### Task material

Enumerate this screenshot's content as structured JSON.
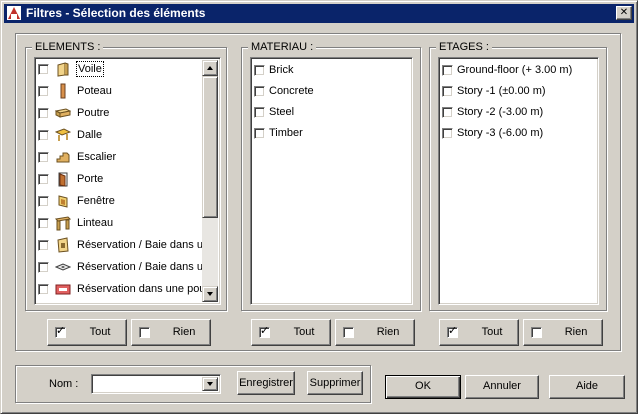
{
  "window": {
    "title": "Filtres - Sélection des éléments",
    "close_label": "✕"
  },
  "elements": {
    "label": "ELEMENTS :",
    "items": [
      {
        "label": "Voile",
        "icon": "wall-icon"
      },
      {
        "label": "Poteau",
        "icon": "column-icon"
      },
      {
        "label": "Poutre",
        "icon": "beam-icon"
      },
      {
        "label": "Dalle",
        "icon": "slab-icon"
      },
      {
        "label": "Escalier",
        "icon": "stair-icon"
      },
      {
        "label": "Porte",
        "icon": "door-icon"
      },
      {
        "label": "Fenêtre",
        "icon": "window-icon"
      },
      {
        "label": "Linteau",
        "icon": "lintel-icon"
      },
      {
        "label": "Réservation / Baie dans un",
        "icon": "wall-opening-icon"
      },
      {
        "label": "Réservation / Baie dans un",
        "icon": "slab-opening-icon"
      },
      {
        "label": "Réservation dans une pou",
        "icon": "beam-opening-icon"
      }
    ]
  },
  "materiau": {
    "label": "MATERIAU :",
    "items": [
      "Brick",
      "Concrete",
      "Steel",
      "Timber"
    ]
  },
  "etages": {
    "label": "ETAGES :",
    "items": [
      "Ground-floor (+ 3.00 m)",
      "Story -1 (±0.00 m)",
      "Story -2 (-3.00 m)",
      "Story -3 (-6.00 m)"
    ]
  },
  "buttons": {
    "all": "Tout",
    "none": "Rien",
    "check": "✓",
    "ok": "OK",
    "cancel": "Annuler",
    "help": "Aide",
    "save": "Enregistrer",
    "delete": "Supprimer"
  },
  "name_field": {
    "label": "Nom :",
    "value": ""
  },
  "colors": {
    "titlebar": "#0a246a",
    "face": "#d4d0c8"
  }
}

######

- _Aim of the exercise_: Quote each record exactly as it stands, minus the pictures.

- _Answer to this exercise_:
Enumerate this screenshot's content as structured JSON.
{
  "window": {
    "title": "Filtres - Sélection des éléments",
    "close_label": "✕"
  },
  "elements": {
    "label": "ELEMENTS :",
    "items": [
      {
        "label": "Voile",
        "icon": "wall-icon"
      },
      {
        "label": "Poteau",
        "icon": "column-icon"
      },
      {
        "label": "Poutre",
        "icon": "beam-icon"
      },
      {
        "label": "Dalle",
        "icon": "slab-icon"
      },
      {
        "label": "Escalier",
        "icon": "stair-icon"
      },
      {
        "label": "Porte",
        "icon": "door-icon"
      },
      {
        "label": "Fenêtre",
        "icon": "window-icon"
      },
      {
        "label": "Linteau",
        "icon": "lintel-icon"
      },
      {
        "label": "Réservation / Baie dans un",
        "icon": "wall-opening-icon"
      },
      {
        "label": "Réservation / Baie dans un",
        "icon": "slab-opening-icon"
      },
      {
        "label": "Réservation dans une pou",
        "icon": "beam-opening-icon"
      }
    ]
  },
  "materiau": {
    "label": "MATERIAU :",
    "items": [
      "Brick",
      "Concrete",
      "Steel",
      "Timber"
    ]
  },
  "etages": {
    "label": "ETAGES :",
    "items": [
      "Ground-floor (+ 3.00 m)",
      "Story -1 (±0.00 m)",
      "Story -2 (-3.00 m)",
      "Story -3 (-6.00 m)"
    ]
  },
  "buttons": {
    "all": "Tout",
    "none": "Rien",
    "check": "✓",
    "ok": "OK",
    "cancel": "Annuler",
    "help": "Aide",
    "save": "Enregistrer",
    "delete": "Supprimer"
  },
  "name_field": {
    "label": "Nom :",
    "value": ""
  },
  "colors": {
    "titlebar": "#0a246a",
    "face": "#d4d0c8"
  }
}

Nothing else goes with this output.